Fencing has not been a sport that is traditionally followed in Jamaica, so not many people would be aware that in October 2013, Ohio-based Jamaican, Allison Miller won the nation’s first gold medal for fencing in the Central American and Caribbean (CAC) Championships in Guatemala. Soon thereafter, in November, Jamaica then won another gold medal in the London International Open 2013, through Caitlin Nicole Chang, who resides in Britain.
It was only recently, in April 2012, that the Jamaica Fencing Federation was incorporated in Jamaica by President and founder, Jamaican born James McBean from Spanish Town, who competed previously in the American college system making it to the top 15 in the US in his last two years of college. The federation was subsequently admitted as a member to the International Fencing Federation FIE in November 2012. Since then, and with the support of the Jamaica Olympic Association, McBean has been working hard to introduce the sport of fencing to Jamaicans. His team consists of Christopher Samuda as advisor, Kevin Jackson, secretary, Marc Ramsay and Laurel Smith as consultants.
Photo courtesy of the International Fencing Federation FIE
As the JFF visit high schools throughout the island, demonstrating the sport to students, McBean has been very encouraged by the interest displayed. He is of the opinion that competitiveness is culturally engrained in Jamaicans at a young age, and that fencing is another avenue through which young people can demonstrate their physical and intellectual dominance of another in a a healthy way. The JFF operates from five standards of conduct: etiquette, modesty, perseverance, self-control and indomitable spirit. These standards McBean borrowed from his Tae Kwon Do training, and he believes them to be appropriate for today’s Jamaican youth. Fencers are forced to think and react quickly, and the sport is therefore excellent in helping young people develop acute coordination between the physical and intellectual realm.
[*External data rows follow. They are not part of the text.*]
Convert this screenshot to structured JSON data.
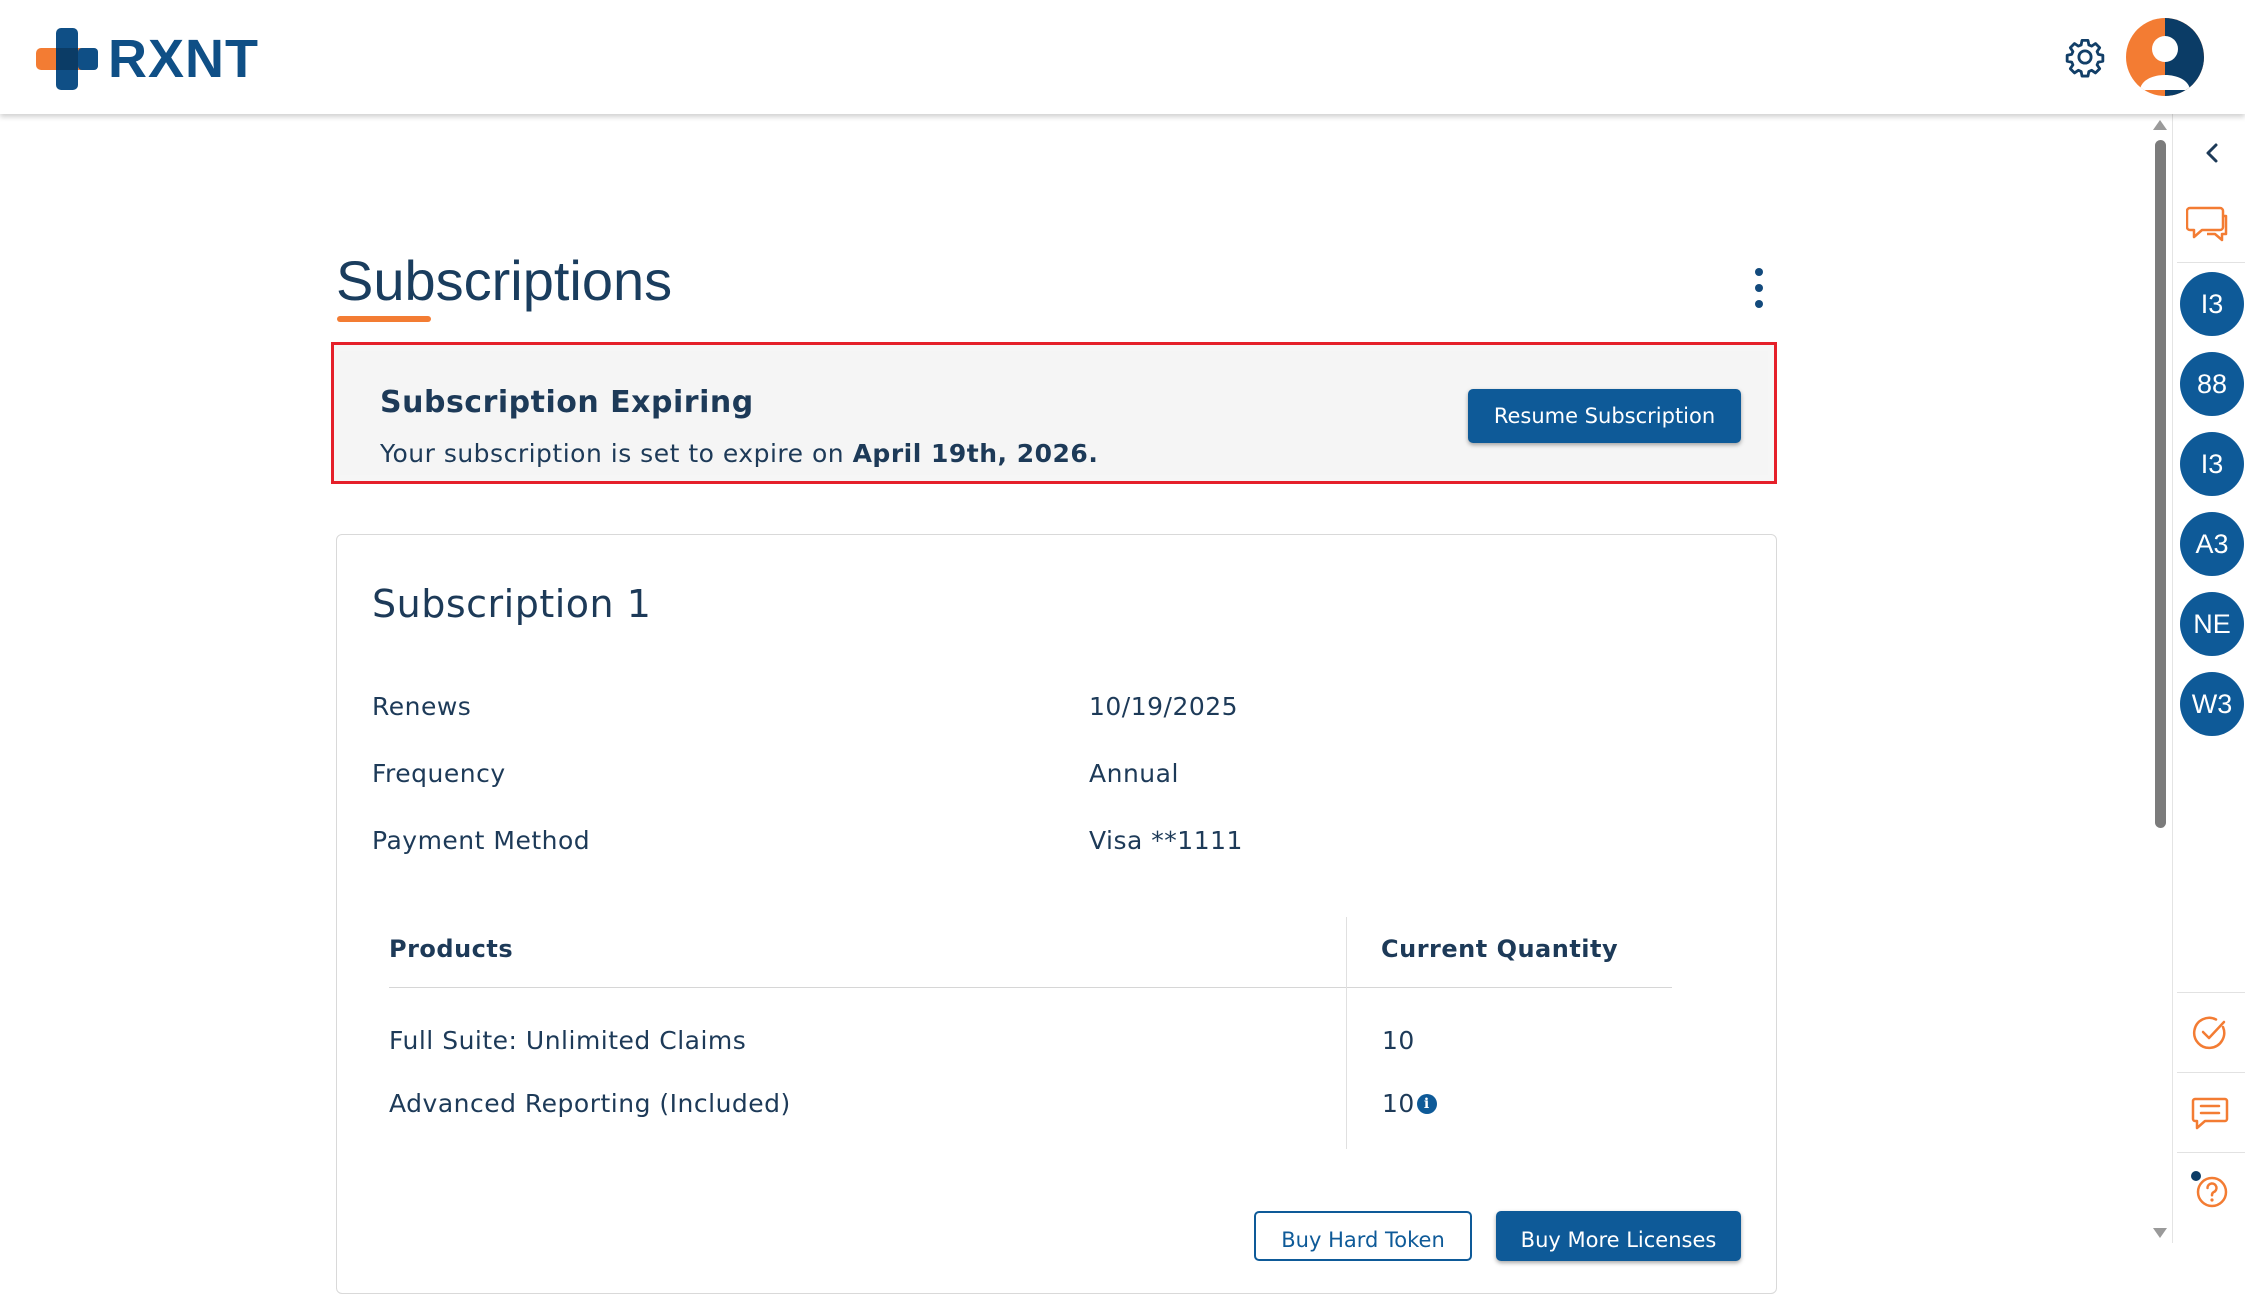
{
  "header": {
    "brand": "RXNT",
    "colors": {
      "brand_blue": "#0f4f86",
      "accent_orange": "#f37c33",
      "primary": "#0e5a98",
      "alert_border": "#e5202a"
    }
  },
  "page": {
    "title": "Subscriptions"
  },
  "alert": {
    "title": "Subscription Expiring",
    "text_prefix": "Your subscription is set to expire on ",
    "date": "April 19th, 2026.",
    "button_label": "Resume Subscription"
  },
  "subscription": {
    "title": "Subscription 1",
    "fields": [
      {
        "label": "Renews",
        "value": "10/19/2025"
      },
      {
        "label": "Frequency",
        "value": "Annual"
      },
      {
        "label": "Payment Method",
        "value": "Visa **1111"
      }
    ],
    "table": {
      "headers": [
        "Products",
        "Current Quantity"
      ],
      "rows": [
        {
          "product": "Full Suite: Unlimited Claims",
          "quantity": "10"
        },
        {
          "product": "Advanced Reporting (Included)",
          "quantity": "10"
        }
      ]
    },
    "buttons": {
      "hard_token": "Buy Hard Token",
      "more_licenses": "Buy More Licenses"
    }
  },
  "rail": {
    "bubbles": [
      "I3",
      "88",
      "I3",
      "A3",
      "NE",
      "W3"
    ],
    "icons": [
      "chevron-left-icon",
      "chat-icon",
      "check-circle-icon",
      "message-icon",
      "help-icon"
    ]
  }
}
In mid 2013, French National, Jean Pierre Riffaud joined the JFF as the organization’s first fencing coach. Based in Mandeville, Riffaud became a part of JFF’s pilot program – the development of the Manchester Fencing Club, the first fencing club in Jamaica’s history. At present, Riffaud is the only coach on the island, but plans are being made for additional coaches to come to Jamaica. A club has also been established at Wolmer’s Boys School in Kingston. The students are able to make use of equipment donated by the FIE to Jamaica.
Photo Shannon S. Evans
The establishment of the JFF has allowed fencers of Jamaican heritage all around the world to represent Jamaica in their favoured sport.
In 2013, 14 year old Tia Simms-Lymn, a British born fencer of British and Jamaican parentage, was the first person to represent Jamaica in fencing on an international level. Even before the JFF existed, Lymn had been seeking a way to represent the country of her ancestry, although she was already ranked no. 1 in Britain in her age group. She was therefore thrilled to be first on board once the JFF had been admitted to the FIE. Her participation is also key in demonstrating to Jamaica what can be accomplished on an international level. Lymn has been fencing for the last 7 years. She has been British Epee Champion in her age group for the last three years and in 2011 was double British Champion, in the Foil and the Epee. The Foil and the Epee are two of the three categories of fencing weaponry, the third being Saber.
In February 2014, she represented Jamaica in Guatemala at the Pan American Championships. And in March 2014, she competed in the largest and most prestigious under-15 fencing competition in the world, the Challenge Wratislavia, in Wrokaw Poland, where over 2,000 fencers participated. Once again, Jamaica came out on top with the silver medal, with Lymn beating out previously undefeated top seeds.
Lymn then flew to Plovdiv, Bulgaria where she competed at the Cadet World Championships in April 2014.
In addition to these three outstanding ladies, a number of fencers residing in the USA, England, Germany and Wales are also representing Jamaica at local levels.
The JFF looks forward to training new members for their club, here in Jamaica, as well as encouraging fencers around the world who are of Jamaican heritage and who would like to represent the country to do so. Allison Miller, Caitlin Nicole Chang, and Tia Simms Lynn are all hoping to qualify to compete at the 2016 Olympic Games in Rio, Brazil.
You can give them your support and keep up-to-date on their activities at their Facebook page https://www.facebook.com/JamaicanFencing